Investigational Doravirine Non-Inferior to Efavirenz for HIV-1 Infection

Fixed-dose combination tablet containing doravirine achieved viral suppression in HIV-1 infected treatment-naïve adults.

In a pivotal phase 3 clinical trial, the investigational drug doravirine demonstrated non-inferiority to efavirenz in adults with HIV-1. Merck plans to submit a New Drug Application in the fourth quarter of 2017, according to a press release.

DRIVE-AHEAD is an ongoing double-blind, multicenter, randomized, active comparator-controlled phase 3 study evaluating the safety and efficacy of a once-daily, single-tablet, fixed-dose doravirine combination versus the efavirenz combination regimen.

Doravirine is an investigational, non-nucleoside reverse transcriptase inhibitor, according to the release.

Included in the study were treatment-naïve adults with HIV-1. Participants were randomized to receive either the combination regimen containing 100 mg of doravirine, 300 mg of lamivudine, and 300 mg of tenofovir disoproxil fumarate (DOR/3TC/TDF) versus a combination containing 600 mg of efavirenz, 200 mg of emtricitabine, and 300 mg of tenofovir disoproxil fumarate (EFV/FTC/TDF).

The primary safety endpoint of DRIVE-AHEAD was the proportion of participants with neuropsychiatric adverse events (AEs) through week 48 categorized by dizziness, sleep disorders and disturbances, and inability to concentrate or think clearly.

At week 48, the results of the study showed that DOR/3TC/TDF met its primary efficacy endpoint of non-inferiority based on the proportion on patients achieving levels of HIV-1 RNA less than 50 copies/mL compared with EFV/FTC/TDF.

A statistically significant fewer number of patients in the DOR/3TC/TDF arm reported pre-specified categories of neuropsychiatric events compared with patients in the EFV/FTC/TDF arm.
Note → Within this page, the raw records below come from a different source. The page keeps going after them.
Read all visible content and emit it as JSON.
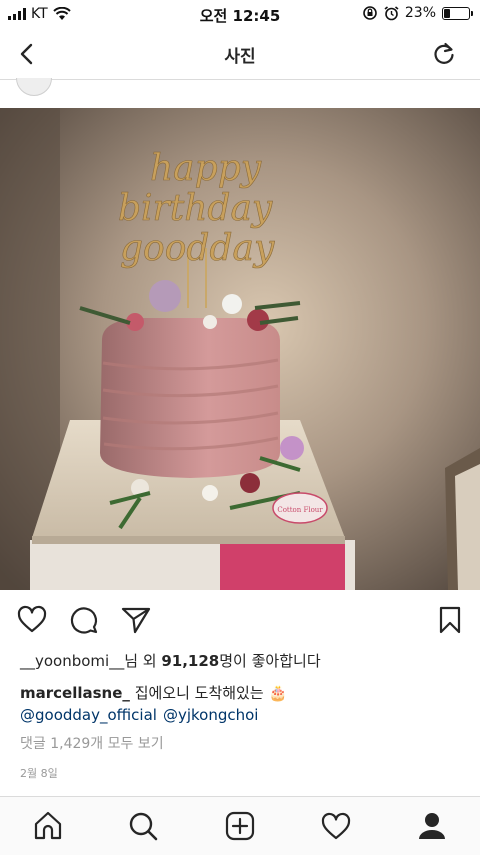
{
  "status_bar": {
    "carrier": "KT",
    "time": "오전 12:45",
    "battery_percent": "23%",
    "battery_level": 0.23
  },
  "nav": {
    "title": "사진",
    "back_icon": "chevron-left-icon",
    "refresh_icon": "refresh-icon"
  },
  "post": {
    "topper_line_1": "happy",
    "topper_line_2": "birthday",
    "topper_line_3": "goodday",
    "box_label": "Cotton Flour",
    "likes_user": "__yoonbomi__",
    "likes_prefix": "님 외 ",
    "likes_count": "91,128",
    "likes_suffix": "명이 좋아합니다",
    "caption_user": "marcellasne_",
    "caption_text": "집에오니 도착해있는",
    "caption_emoji": "🎂",
    "mention_1": "@goodday_official",
    "mention_2": "@yjkongchoi",
    "view_comments": "댓글 1,429개 모두 보기",
    "date": "2월 8일"
  },
  "icons": {
    "actions": [
      "heart-icon",
      "comment-icon",
      "share-icon",
      "bookmark-icon"
    ],
    "tabs": [
      "home-icon",
      "search-icon",
      "add-icon",
      "activity-icon",
      "profile-icon"
    ]
  },
  "colors": {
    "link": "#003569",
    "muted": "#999999",
    "text": "#262626",
    "border": "#dbdbdb"
  }
}
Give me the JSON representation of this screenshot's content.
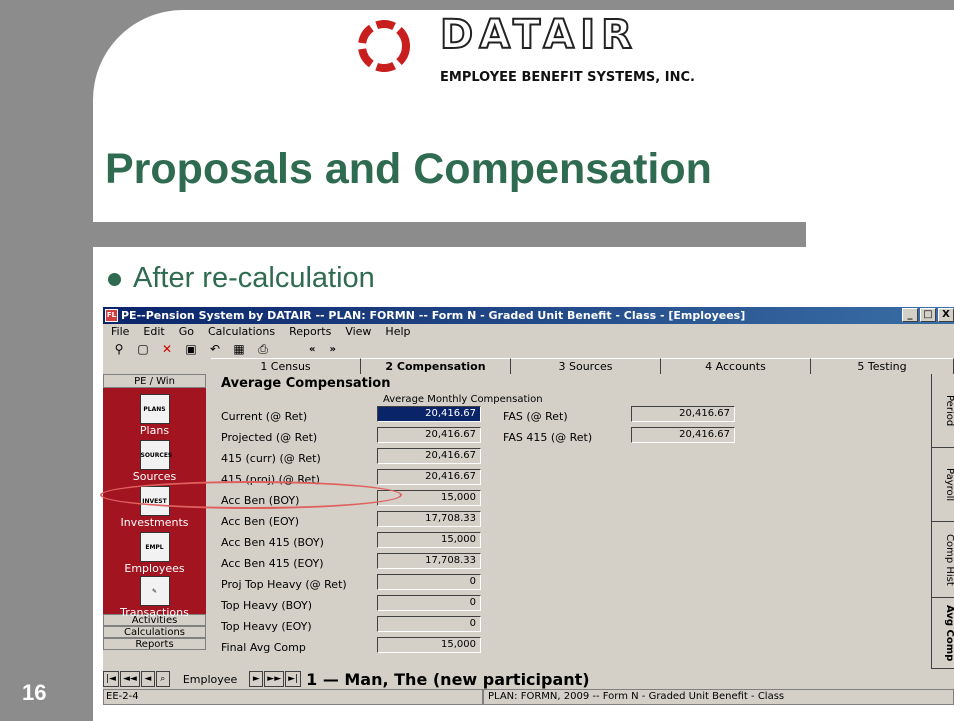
{
  "slide": {
    "logo_word": "DATAIR",
    "logo_sub": "EMPLOYEE BENEFIT SYSTEMS, INC.",
    "title": "Proposals and Compensation",
    "bullet": "After re-calculation",
    "page_number": "16"
  },
  "app": {
    "icon_label": "FL",
    "title": "PE--Pension System by DATAIR -- PLAN: FORMN -- Form N - Graded Unit Benefit - Class - [Employees]",
    "window_buttons": [
      "_",
      "□",
      "X"
    ],
    "menu": [
      "File",
      "Edit",
      "Go",
      "Calculations",
      "Reports",
      "View",
      "Help"
    ],
    "toolbar_icons": [
      "binoculars-icon",
      "new-icon",
      "delete-icon",
      "save-icon",
      "undo-icon",
      "calculator-icon",
      "print-icon"
    ],
    "nav_prev": "«",
    "nav_next": "»",
    "tabs": [
      "1 Census",
      "2 Compensation",
      "3 Sources",
      "4 Accounts",
      "5 Testing"
    ],
    "active_tab": "2 Compensation"
  },
  "sidebar": {
    "header": "PE / Win",
    "items": [
      {
        "icon_text": "PLANS",
        "label": "Plans"
      },
      {
        "icon_text": "SOURCES",
        "label": "Sources"
      },
      {
        "icon_text": "INVEST",
        "label": "Investments"
      },
      {
        "icon_text": "EMPL",
        "label": "Employees"
      },
      {
        "icon_text": "",
        "label": "Transactions"
      }
    ],
    "bottom": [
      "Activities",
      "Calculations",
      "Reports"
    ]
  },
  "main": {
    "heading": "Average Compensation",
    "column_header": "Average Monthly Compensation",
    "rows": [
      {
        "label": "Current (@ Ret)",
        "value": "20,416.67"
      },
      {
        "label": "Projected (@ Ret)",
        "value": "20,416.67"
      },
      {
        "label": "415 (curr) (@ Ret)",
        "value": "20,416.67"
      },
      {
        "label": "415 (proj) (@ Ret)",
        "value": "20,416.67"
      },
      {
        "label": "Acc Ben (BOY)",
        "value": "15,000"
      },
      {
        "label": "Acc Ben (EOY)",
        "value": "17,708.33"
      },
      {
        "label": "Acc Ben 415 (BOY)",
        "value": "15,000"
      },
      {
        "label": "Acc Ben 415 (EOY)",
        "value": "17,708.33"
      },
      {
        "label": "Proj Top Heavy (@ Ret)",
        "value": "0"
      },
      {
        "label": "Top Heavy (BOY)",
        "value": "0"
      },
      {
        "label": "Top Heavy (EOY)",
        "value": "0"
      },
      {
        "label": "Final Avg Comp",
        "value": "15,000"
      }
    ],
    "right_rows": [
      {
        "label": "FAS (@ Ret)",
        "value": "20,416.67"
      },
      {
        "label": "FAS 415 (@ Ret)",
        "value": "20,416.67"
      }
    ]
  },
  "vertical_tabs": [
    "Period",
    "Payroll",
    "Comp Hist",
    "Avg Comp"
  ],
  "navigation": {
    "buttons": [
      "|◄",
      "◄◄",
      "◄",
      "⌕"
    ],
    "record_label": "Employee",
    "buttons_right": [
      "►",
      "►►",
      "►|"
    ],
    "current_record": "1  —  Man, The (new participant)"
  },
  "status": {
    "left": "EE-2-4",
    "right": "PLAN: FORMN,  2009 -- Form N - Graded Unit Benefit - Class"
  }
}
Additionally, the DOR/3TC/TDF regimen demonstrated a statistically lower change from baseline in fasting low-density lipoprotein cholesterol and non-high density lipoprotein cholesterol at week 48 compared with the EFV/FTC/TDF regimen.

“Data from DRIVE-AHEAD at 48 weeks show that a fixed-dose combination tablet containing doravirine achieved viral suppression in HIV-1 infected treatment-naïve adults, comparable to a fixed-dose combination containing efavirenz,” study investigator Dr Kathleen Squires said in the release. “The results for doravirine are encouraging, as it may offer appropriate patients a new single-tablet treatment option.”

At 48 weeks, the findings showed that 84% of patients in the treatment-naïve DOR/3TC/TDF arm achieved levels of HIV-1 RNA <50 copies/mL compared with 81% taking once-daily EFV/FTC/TDF.

Increases in mean CD4+ T cell counts from baseline favored DOR/3TC/TDF, with an estimated treatment difference of 10.1.

The investigators observed comparable efficacy across both treatment groups among patients with a high viral load at baseline, according to the report. Of the patients with a high viral load at baseline, 81% of the 69 patients in the DOR/3TC/TDF arm and 81% of the 73 patients in the EFV/FTC/TDF arm achieved the primary endpoint.

Regarding the primary safety endpoint, treatment with DOR/3TC/TDF resulted in fewer reports of pre-specified neuropsychiatric AEs compared with EFV/FTC/TDF.

Rates of drug-related AEs were lower among patients in the DOR/3TC/TDF arm versus the EFV/FTC/TDF arm. The most common AEs were headache, diarrhea, nasopharyngitis, dizziness, nausea, abnormal dreams, and rash.

“For more than 30 years, Merck has been at the forefront of HIV research and the development of new treatments that make a difference for people living with HIV,” Dr George Hanna, associate vice president of clinical research and Merck Research Laboratories, said in the release. “The development of doravirine is the result of a decade of Merck research. Based on our encouraging phase 3 study findings, we plan to file regulatory applications in Q4 2017.”

The findings were presented as part of a late-breaking oral session at the annual International Conference on HIV Science in Paris.